Orange experienced the most damage from Laura's wrath in Texas. Though damage was far less than in next-door Lake Charles, parts of the area are expected to be without power and water for several weeks.
During the briefing, President Trump also got an update on the proposed coastal spine project, often referred to as the "Ike Dike". Officials said "significant" progress has been made over the past few weeks -- including 25 miles of the wall that goes through Orange County.
That portion of the project will include seven pump systems and 30 flood gates. It's meant to continue levee walls built in Port Arthur and Freeport. The Orange Co. part of the project, estimated to cost nearly $4 billion, is in the design phase and is not expected to be complete until 2025-2027.
Before traveling to Orange, Trump toured a ravaged Lake Charles neighborhood where streets were blocked by fallen trees and houses had been battered by the storm, one with its entire roof torn off.

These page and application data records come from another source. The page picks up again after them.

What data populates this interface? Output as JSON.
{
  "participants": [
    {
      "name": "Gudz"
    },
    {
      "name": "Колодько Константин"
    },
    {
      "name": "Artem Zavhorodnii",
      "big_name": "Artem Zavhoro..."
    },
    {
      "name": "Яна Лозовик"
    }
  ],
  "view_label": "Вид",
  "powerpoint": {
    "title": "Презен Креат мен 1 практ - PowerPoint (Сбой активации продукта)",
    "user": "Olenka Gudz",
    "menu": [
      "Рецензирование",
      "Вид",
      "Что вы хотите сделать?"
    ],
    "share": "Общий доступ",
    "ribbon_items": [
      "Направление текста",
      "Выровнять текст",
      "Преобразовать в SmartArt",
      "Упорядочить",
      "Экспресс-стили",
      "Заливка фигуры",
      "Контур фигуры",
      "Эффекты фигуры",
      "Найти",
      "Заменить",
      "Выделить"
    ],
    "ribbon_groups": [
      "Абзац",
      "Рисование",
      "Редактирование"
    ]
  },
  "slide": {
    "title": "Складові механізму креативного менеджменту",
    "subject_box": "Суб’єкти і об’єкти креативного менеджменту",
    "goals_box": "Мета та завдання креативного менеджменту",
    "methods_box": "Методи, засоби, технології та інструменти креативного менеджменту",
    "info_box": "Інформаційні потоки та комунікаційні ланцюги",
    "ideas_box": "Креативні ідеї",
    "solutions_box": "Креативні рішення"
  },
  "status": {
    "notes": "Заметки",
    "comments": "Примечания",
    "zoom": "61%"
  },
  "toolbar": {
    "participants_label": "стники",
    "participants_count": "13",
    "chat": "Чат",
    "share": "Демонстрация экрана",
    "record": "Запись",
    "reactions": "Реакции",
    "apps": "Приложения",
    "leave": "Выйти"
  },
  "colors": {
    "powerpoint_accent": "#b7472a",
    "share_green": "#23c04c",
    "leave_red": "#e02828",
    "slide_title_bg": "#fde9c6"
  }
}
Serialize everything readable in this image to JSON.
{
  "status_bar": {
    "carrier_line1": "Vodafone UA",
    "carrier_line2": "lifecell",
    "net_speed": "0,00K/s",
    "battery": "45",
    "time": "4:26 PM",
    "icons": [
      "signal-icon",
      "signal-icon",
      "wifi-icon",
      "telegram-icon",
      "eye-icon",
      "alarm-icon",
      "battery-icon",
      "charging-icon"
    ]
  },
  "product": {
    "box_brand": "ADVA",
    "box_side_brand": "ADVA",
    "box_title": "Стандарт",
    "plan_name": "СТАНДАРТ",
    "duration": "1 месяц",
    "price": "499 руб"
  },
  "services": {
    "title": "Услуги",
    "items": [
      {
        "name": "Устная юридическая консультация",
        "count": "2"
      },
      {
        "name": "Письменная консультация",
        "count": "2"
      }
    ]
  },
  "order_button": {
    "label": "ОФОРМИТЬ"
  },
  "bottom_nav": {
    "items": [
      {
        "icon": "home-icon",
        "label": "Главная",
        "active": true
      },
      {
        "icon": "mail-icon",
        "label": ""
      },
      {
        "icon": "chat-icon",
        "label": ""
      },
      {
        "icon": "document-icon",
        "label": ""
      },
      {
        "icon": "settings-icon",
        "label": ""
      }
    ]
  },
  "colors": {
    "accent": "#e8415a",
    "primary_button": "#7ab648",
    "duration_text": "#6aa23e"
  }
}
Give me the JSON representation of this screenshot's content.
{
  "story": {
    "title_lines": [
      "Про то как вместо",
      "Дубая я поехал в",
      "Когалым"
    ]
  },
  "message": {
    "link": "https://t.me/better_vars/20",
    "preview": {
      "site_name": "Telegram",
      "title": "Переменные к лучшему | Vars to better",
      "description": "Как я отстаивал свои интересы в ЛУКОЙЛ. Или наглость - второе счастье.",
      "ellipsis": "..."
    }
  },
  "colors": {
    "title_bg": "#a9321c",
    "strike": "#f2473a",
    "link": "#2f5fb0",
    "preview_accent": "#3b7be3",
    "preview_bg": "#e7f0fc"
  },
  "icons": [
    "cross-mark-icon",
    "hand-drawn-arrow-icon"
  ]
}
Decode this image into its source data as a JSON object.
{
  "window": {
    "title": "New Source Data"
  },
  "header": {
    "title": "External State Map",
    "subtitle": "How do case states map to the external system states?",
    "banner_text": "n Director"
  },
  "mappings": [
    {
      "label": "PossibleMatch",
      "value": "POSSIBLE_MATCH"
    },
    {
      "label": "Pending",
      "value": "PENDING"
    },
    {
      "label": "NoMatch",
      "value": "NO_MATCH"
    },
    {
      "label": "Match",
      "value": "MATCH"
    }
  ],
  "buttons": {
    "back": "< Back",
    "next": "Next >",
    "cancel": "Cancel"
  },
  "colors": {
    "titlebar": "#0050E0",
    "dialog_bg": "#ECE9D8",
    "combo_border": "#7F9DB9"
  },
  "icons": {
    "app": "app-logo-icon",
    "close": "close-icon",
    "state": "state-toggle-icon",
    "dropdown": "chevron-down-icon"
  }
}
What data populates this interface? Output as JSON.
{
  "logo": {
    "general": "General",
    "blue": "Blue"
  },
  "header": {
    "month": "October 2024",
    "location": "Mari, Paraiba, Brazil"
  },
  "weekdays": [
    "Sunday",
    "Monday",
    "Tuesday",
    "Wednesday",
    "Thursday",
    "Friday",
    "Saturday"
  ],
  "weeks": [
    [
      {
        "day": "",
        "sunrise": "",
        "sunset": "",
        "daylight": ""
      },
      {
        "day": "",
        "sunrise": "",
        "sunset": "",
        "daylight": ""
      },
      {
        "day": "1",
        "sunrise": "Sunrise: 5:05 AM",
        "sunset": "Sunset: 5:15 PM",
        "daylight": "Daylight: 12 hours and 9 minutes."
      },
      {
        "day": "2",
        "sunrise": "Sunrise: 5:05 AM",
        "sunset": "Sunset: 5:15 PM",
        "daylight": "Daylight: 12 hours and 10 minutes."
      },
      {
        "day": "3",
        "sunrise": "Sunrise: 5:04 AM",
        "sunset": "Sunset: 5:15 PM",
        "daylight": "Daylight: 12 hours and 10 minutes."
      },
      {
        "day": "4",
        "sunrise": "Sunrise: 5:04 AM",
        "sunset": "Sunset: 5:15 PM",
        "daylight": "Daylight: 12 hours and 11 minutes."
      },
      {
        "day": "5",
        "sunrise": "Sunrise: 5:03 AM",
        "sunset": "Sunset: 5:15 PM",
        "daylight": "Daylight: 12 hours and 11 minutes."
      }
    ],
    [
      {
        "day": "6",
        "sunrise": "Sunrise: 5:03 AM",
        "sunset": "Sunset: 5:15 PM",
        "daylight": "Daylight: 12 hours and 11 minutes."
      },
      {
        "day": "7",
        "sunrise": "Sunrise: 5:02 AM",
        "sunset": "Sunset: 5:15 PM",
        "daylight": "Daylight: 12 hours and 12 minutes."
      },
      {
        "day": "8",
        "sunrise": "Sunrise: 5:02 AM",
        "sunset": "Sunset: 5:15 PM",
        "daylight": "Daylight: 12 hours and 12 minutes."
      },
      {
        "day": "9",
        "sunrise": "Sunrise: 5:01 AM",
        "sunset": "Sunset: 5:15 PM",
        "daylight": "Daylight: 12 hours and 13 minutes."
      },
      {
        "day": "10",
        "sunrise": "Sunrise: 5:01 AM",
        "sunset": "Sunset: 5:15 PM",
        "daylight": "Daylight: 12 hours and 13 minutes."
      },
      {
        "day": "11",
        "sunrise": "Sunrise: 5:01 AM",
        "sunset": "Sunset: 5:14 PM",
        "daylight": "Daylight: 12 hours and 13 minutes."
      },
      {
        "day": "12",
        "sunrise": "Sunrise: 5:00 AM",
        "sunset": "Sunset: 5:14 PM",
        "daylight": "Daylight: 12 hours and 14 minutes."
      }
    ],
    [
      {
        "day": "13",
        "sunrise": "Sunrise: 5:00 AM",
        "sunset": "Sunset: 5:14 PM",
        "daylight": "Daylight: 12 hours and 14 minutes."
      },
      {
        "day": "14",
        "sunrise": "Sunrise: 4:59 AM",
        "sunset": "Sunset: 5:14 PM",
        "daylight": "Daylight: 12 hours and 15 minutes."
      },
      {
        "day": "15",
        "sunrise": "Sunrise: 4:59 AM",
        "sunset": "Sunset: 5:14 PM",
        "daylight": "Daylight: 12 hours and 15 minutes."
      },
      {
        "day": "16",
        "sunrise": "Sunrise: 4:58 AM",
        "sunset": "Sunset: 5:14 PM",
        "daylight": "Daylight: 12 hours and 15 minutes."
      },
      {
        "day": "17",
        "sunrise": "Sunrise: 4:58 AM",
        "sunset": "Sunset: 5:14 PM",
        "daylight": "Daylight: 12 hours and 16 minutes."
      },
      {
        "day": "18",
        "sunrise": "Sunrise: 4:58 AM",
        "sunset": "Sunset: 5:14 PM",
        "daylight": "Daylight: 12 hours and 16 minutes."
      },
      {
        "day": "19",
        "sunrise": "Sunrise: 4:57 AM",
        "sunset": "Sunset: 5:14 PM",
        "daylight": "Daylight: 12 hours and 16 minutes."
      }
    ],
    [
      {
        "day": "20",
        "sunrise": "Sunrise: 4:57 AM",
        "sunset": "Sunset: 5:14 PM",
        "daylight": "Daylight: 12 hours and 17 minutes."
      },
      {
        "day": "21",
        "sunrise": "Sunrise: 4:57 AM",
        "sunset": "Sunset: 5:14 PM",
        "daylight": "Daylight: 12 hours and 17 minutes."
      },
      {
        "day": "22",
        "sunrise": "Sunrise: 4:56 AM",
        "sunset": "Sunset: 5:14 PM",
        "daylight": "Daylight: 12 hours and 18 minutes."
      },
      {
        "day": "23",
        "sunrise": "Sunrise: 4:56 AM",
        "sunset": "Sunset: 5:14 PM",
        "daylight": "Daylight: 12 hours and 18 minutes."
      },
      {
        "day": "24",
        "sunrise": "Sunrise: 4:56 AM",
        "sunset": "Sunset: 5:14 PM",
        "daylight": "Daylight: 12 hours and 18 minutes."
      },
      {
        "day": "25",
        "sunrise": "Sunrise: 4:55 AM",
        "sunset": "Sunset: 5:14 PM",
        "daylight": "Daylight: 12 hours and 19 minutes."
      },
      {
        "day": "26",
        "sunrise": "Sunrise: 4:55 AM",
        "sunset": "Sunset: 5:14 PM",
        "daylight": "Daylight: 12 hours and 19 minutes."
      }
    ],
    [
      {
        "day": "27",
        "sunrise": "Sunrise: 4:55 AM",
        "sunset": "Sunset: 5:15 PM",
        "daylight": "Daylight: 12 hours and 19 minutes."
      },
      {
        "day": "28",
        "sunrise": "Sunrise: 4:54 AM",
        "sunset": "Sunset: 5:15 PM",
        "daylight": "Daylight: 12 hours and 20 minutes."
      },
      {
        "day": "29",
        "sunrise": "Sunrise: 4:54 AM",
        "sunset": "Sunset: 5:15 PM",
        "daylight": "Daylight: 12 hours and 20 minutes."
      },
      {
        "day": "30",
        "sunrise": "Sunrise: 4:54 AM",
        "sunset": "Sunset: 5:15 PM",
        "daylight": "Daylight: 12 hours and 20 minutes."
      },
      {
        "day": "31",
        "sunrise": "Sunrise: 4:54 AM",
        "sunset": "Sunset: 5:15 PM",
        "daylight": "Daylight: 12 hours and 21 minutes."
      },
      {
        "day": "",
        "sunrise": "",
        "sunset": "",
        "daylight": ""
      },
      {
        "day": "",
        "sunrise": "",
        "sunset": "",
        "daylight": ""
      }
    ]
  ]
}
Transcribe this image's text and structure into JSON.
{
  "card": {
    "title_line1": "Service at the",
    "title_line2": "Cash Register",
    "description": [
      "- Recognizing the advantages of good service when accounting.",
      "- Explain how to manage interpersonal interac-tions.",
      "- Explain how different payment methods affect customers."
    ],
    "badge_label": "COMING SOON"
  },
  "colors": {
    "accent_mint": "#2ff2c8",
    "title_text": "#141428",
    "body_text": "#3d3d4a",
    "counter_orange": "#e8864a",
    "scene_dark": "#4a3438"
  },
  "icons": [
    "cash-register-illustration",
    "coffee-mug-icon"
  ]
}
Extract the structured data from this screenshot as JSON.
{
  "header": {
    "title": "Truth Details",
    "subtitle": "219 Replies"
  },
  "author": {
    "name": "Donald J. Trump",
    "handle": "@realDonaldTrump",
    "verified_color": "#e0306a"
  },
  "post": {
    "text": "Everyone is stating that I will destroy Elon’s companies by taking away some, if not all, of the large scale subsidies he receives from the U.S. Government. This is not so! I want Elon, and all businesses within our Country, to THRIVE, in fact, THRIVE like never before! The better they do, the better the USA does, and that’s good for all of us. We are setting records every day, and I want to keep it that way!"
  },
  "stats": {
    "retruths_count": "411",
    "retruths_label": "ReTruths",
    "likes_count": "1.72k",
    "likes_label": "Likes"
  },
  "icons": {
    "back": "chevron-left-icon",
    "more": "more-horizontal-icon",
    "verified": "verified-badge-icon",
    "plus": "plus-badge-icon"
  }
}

Louisiana Gov. John Bel Edwards has said Laura was the most powerful hurricane ever to strike his state, surpassing even Hurricane Katrina, which was a Category 3 when it hit in 2005. The storm toppled trees and damaged buildings as far north as central Arkansas, and more than 580,000 coastal residents evacuated in the midst of the coronavirus pandemic.